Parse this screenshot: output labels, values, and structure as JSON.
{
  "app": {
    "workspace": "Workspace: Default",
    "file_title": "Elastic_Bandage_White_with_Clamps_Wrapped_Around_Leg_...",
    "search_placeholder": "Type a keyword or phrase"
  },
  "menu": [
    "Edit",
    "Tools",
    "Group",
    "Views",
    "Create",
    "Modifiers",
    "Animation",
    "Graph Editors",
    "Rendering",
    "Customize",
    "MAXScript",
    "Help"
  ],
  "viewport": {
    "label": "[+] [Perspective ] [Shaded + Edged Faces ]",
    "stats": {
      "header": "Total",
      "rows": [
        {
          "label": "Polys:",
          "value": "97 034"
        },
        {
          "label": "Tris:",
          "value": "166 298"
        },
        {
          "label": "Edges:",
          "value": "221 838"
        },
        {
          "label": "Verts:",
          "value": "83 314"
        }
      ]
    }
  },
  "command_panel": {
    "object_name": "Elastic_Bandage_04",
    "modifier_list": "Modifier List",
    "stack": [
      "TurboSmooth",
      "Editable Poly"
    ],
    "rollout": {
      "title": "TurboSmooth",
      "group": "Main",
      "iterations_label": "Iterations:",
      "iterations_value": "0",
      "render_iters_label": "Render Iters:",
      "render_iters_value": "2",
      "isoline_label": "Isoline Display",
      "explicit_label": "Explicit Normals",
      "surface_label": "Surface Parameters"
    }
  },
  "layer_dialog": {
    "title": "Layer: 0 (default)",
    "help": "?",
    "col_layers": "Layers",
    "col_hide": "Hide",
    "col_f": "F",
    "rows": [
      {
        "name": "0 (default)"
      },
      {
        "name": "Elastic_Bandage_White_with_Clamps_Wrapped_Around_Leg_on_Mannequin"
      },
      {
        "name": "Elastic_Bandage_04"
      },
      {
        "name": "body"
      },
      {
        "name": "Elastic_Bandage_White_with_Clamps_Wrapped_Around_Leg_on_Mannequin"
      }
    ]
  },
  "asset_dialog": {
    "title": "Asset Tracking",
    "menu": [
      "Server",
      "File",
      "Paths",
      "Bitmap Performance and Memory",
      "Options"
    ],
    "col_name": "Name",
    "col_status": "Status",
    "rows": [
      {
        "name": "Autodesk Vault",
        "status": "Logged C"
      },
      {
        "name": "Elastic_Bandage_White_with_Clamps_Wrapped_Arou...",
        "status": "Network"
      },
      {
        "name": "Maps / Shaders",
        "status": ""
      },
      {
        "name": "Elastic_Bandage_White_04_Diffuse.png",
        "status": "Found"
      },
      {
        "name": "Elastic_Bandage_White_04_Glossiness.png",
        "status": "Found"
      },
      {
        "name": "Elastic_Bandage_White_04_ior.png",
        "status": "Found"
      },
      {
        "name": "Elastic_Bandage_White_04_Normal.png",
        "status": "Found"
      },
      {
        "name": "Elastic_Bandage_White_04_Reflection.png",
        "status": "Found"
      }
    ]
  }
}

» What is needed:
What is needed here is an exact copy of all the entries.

» Answer to the exercise:
Parse this screenshot: output labels, values, and structure as JSON.
{
  "app": {
    "workspace": "Workspace: Default",
    "file_title": "Elastic_Bandage_White_with_Clamps_Wrapped_Around_Leg_...",
    "search_placeholder": "Type a keyword or phrase"
  },
  "menu": [
    "Edit",
    "Tools",
    "Group",
    "Views",
    "Create",
    "Modifiers",
    "Animation",
    "Graph Editors",
    "Rendering",
    "Customize",
    "MAXScript",
    "Help"
  ],
  "viewport": {
    "label": "[+] [Perspective ] [Shaded + Edged Faces ]",
    "stats": {
      "header": "Total",
      "rows": [
        {
          "label": "Polys:",
          "value": "97 034"
        },
        {
          "label": "Tris:",
          "value": "166 298"
        },
        {
          "label": "Edges:",
          "value": "221 838"
        },
        {
          "label": "Verts:",
          "value": "83 314"
        }
      ]
    }
  },
  "command_panel": {
    "object_name": "Elastic_Bandage_04",
    "modifier_list": "Modifier List",
    "stack": [
      "TurboSmooth",
      "Editable Poly"
    ],
    "rollout": {
      "title": "TurboSmooth",
      "group": "Main",
      "iterations_label": "Iterations:",
      "iterations_value": "0",
      "render_iters_label": "Render Iters:",
      "render_iters_value": "2",
      "isoline_label": "Isoline Display",
      "explicit_label": "Explicit Normals",
      "surface_label": "Surface Parameters"
    }
  },
  "layer_dialog": {
    "title": "Layer: 0 (default)",
    "help": "?",
    "col_layers": "Layers",
    "col_hide": "Hide",
    "col_f": "F",
    "rows": [
      {
        "name": "0 (default)"
      },
      {
        "name": "Elastic_Bandage_White_with_Clamps_Wrapped_Around_Leg_on_Mannequin"
      },
      {
        "name": "Elastic_Bandage_04"
      },
      {
        "name": "body"
      },
      {
        "name": "Elastic_Bandage_White_with_Clamps_Wrapped_Around_Leg_on_Mannequin"
      }
    ]
  },
  "asset_dialog": {
    "title": "Asset Tracking",
    "menu": [
      "Server",
      "File",
      "Paths",
      "Bitmap Performance and Memory",
      "Options"
    ],
    "col_name": "Name",
    "col_status": "Status",
    "rows": [
      {
        "name": "Autodesk Vault",
        "status": "Logged C"
      },
      {
        "name": "Elastic_Bandage_White_with_Clamps_Wrapped_Arou...",
        "status": "Network"
      },
      {
        "name": "Maps / Shaders",
        "status": ""
      },
      {
        "name": "Elastic_Bandage_White_04_Diffuse.png",
        "status": "Found"
      },
      {
        "name": "Elastic_Bandage_White_04_Glossiness.png",
        "status": "Found"
      },
      {
        "name": "Elastic_Bandage_White_04_ior.png",
        "status": "Found"
      },
      {
        "name": "Elastic_Bandage_White_04_Normal.png",
        "status": "Found"
      },
      {
        "name": "Elastic_Bandage_White_04_Reflection.png",
        "status": "Found"
      }
    ]
  }
}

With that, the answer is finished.